AB - Background and Objectives: Topical drug delivery can be increased by pretreatment of the skin with ablative fractional laser (AFXL). Several physical penetration enhancement techniques have been investigated to further improve AFXL-assisted drug delivery. This study investigated the influence of three of these techniques, namely massage, acoustic pressure wave treatment, and pressure vacuum alterations (PVP) on the distribution of the fluorescent drug indocyanine green (ICG) at different depths in the skin after topical application on AFXL pretreated skin. Materials and Methods: In ex vivo human skin, test regions were pretreated with AFXL (10,600 nm, channel depth 300 μm, channel width 120 μm, density 15%). Subsequently, ICG was applied, followed by massage, acoustic pressure wave treatment or PVP. ICG fluorescence intensity (FI) was assessed after 1, 3, and 24 hours at several depths using fluorescence photography. Results: FI was higher when using enhancement techniques compared to control (AFXL-only) up to 3 hours application time (P < 0.05). After 3 hours, mean surface FI was highest after acoustic pressure wave treatment (61.5 arbitrary units; AU), followed by massage (57.5AU) and PVP (46.9AU), respectively (for comparison: AFXL-only 31.6AU, no pretreatment 14.9AU). Comparable or higher FI was achieved already after 1 hour with enhancement techniques compared to 3–24 hours application time without. After 24 hours, no significant differences between enhancement techniques and AFXL-only were observed (P = 0.31). Conclusion: Penetration enhancement techniques, especially acoustic pressure wave treatment and massage, result in improved drug accumulation in AFXL-pretreated skin and reduce the application time needed. Lasers Surg. Med.

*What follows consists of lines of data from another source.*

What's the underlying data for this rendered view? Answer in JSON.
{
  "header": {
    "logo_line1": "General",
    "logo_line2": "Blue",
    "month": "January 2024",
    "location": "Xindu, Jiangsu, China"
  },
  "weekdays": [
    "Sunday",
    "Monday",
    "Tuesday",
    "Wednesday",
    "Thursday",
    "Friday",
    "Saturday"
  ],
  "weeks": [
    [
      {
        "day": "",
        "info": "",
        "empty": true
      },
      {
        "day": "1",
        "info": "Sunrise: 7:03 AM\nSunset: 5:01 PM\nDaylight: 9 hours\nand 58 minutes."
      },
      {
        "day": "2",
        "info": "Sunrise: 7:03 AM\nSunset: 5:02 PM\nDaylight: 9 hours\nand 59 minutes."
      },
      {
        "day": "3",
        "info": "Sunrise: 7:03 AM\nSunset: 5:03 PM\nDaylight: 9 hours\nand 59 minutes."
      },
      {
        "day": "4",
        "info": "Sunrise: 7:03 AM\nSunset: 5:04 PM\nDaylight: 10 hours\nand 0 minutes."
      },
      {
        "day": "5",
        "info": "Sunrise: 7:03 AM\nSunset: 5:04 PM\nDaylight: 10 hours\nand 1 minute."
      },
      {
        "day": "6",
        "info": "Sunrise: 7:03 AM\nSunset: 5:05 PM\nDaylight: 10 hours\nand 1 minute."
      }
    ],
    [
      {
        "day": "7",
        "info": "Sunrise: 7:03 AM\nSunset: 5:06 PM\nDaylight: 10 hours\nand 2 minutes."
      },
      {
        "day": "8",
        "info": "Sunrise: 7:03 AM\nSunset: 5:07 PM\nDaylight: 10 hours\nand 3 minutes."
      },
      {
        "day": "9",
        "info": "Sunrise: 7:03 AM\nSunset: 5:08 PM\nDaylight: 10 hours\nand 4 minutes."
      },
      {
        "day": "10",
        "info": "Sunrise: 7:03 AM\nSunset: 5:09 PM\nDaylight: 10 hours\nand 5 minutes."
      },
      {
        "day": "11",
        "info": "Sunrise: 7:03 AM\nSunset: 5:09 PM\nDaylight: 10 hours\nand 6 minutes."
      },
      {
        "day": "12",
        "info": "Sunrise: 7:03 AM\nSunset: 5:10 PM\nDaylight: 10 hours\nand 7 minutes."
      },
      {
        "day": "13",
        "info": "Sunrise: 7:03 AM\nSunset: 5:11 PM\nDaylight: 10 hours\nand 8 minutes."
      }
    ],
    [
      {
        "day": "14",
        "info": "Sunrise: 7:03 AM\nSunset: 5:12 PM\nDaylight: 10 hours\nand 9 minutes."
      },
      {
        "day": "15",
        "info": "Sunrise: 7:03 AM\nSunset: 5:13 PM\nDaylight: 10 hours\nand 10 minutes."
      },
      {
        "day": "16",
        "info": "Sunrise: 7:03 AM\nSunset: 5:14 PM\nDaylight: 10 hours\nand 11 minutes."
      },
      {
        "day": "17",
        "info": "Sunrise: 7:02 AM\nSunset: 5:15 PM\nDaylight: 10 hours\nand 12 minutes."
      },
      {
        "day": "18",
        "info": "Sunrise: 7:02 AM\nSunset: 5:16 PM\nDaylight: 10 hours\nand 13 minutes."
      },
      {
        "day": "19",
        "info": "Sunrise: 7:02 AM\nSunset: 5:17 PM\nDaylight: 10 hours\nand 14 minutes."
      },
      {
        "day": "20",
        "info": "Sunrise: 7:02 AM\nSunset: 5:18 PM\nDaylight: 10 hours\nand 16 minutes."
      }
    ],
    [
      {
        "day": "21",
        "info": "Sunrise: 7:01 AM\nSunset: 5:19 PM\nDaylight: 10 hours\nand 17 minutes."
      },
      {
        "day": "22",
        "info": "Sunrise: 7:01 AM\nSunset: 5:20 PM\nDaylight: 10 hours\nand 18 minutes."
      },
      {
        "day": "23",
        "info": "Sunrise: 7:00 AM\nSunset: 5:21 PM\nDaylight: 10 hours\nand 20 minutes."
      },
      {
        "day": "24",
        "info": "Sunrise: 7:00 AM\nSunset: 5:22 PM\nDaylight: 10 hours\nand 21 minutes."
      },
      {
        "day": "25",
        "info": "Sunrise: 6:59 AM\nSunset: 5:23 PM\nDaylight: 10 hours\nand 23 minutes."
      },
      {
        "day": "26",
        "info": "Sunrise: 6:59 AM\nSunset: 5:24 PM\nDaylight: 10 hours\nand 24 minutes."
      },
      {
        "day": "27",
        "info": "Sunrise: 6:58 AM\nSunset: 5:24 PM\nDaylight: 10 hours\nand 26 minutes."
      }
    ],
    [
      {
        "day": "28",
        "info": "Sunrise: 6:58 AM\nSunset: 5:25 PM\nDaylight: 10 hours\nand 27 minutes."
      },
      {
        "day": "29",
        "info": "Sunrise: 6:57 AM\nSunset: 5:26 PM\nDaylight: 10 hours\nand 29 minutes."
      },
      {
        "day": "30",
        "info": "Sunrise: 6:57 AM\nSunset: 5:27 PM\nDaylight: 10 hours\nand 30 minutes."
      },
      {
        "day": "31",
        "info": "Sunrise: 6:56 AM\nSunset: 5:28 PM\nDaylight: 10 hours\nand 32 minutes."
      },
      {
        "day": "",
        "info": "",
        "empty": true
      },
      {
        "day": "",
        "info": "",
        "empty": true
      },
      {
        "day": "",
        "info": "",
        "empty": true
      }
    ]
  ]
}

KW - UT-Hybrid-D

KW - fractional laser

KW - indocyanine green

KW - topical therapy

KW - drug delivery

U2 - 10.1002/lsm.23088

DO - 10.1002/lsm.23088

M3 - Article

VL - 51

SP - 709

EP - 719

JO - Lasers in surgery and medicine

JF - Lasers in surgery and medicine

SN - 0196-8092

IS - 8

ER -